The primary difference between a gravel and mulch path is that gravel is inorganic. That’s good in that it won’t decompose and have to be replaced like mulch does. [Although I do freshen up my gravel paths with a bucket or two of gravel every few years to replace the rocks that have sunk into my soil or have been hurled across the yard by my kids!] The bad aspect of gravel being inorganic is that because it doesn’t break down your plants don’t benefit from those added nutrients…but there are other ways you can feed your plants.
Lastly, gravel paths can be feel a bit unstable to walk on for some folks. So if you…or someone who is often walking through your yard…is already unsteady on their feet, you may want to consider a more stable, predictable material option for your path.
After re-reading the above about gravel it seems like I’m discouraging you from using gravel to make your paths. I’m not. I really love gravel paths in the right situation, but I just wanted you to be as informed as possible.
Stepping Stones: Another informal, fairly inexpensive, and easy to install path option is using stepping stones. They can be manufactured or natural stone.
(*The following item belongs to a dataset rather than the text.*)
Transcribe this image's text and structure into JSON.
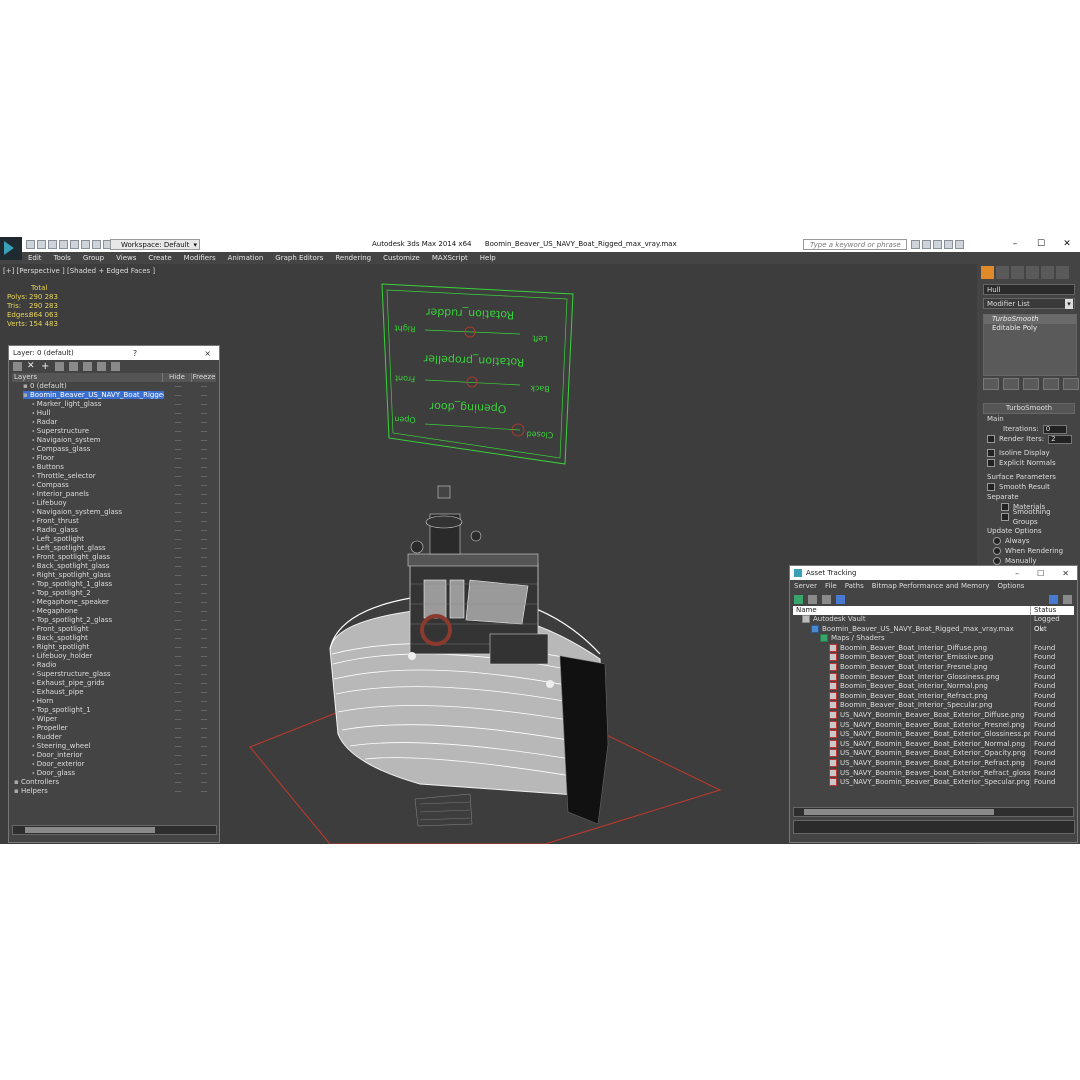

If it’s a path that you walk on often I’d recommend that you use stepping stones that are big enough and spaced so that you can walk on them with a normal cadence. However, if your path is truly off the beaten path, like to your hose…then by all means, simply use a single, smaller stepping stone…one right after the other. This will functionally provide you a place to put your feet, while not drawing too much attention to the path itself.
One of the other things I love about using stepping stones for a path is that you can plant between them…which really helps your path naturally become more a part of the landscape. In a woodlands garden, planting “steppables” like mazus or creeping jenny between and beside your stepping stones not only looks great, it also decreases the chances of weeds popping up.
Mortared Path: On other side of the formality spectrum, a path made of brick or stone with mortared joints is a great option. Like a dry-laid paver path, if you are installing a mortared path it’s likely because need a solution for a high-traffic situation where you’re connecting some primary areas of your outdoor spaces.
As you would expect, mortared paths tend to be much more costly and labor-intensive than your other options. And depending on how complicated your path is, your skill level may need to extend beyond competent to expert or even craftsman to pull installation off yourself.
But if the situation screams for a mortared solution, it’s within budget, and you have or can afford hiring the skillz to install it…then a mortared path is for you.
Well, that is unless…there’s a good chance that the ground will settle where you’re installing your path (e.g., due to roots, it’s a heavy fill area, etc.). If that’s the situation, I’d recommend that you go all the way back to the beginning of this post and consider dry-laid pavers.
Mortared paths (like sidewalks and driveways made of concrete) will crack if there is settling. Fixing a crack is costly and labor intensive…and sometimes it’s difficult to hide that a repair has been made. However, if pavers pop up or sink down because of roots or settling…all you have to do is lift up the paver, add or take out sand under it and then simply replace the paver. Good as new.
Alright…I think between the video and all the info above that that’s enough path talk for now. I hope both have been helpful to you.
Speaking of helpful, if you’ve missed any of the blogs I’ve done for the other Exmark ‘Done-in-a-Weekend’ project videos, be sure to check them out on RYGblog (the links should be below) or you can find all of the videos in one place at WeAreExmark.com.
Thanks friends…and I hope you have a great weekend,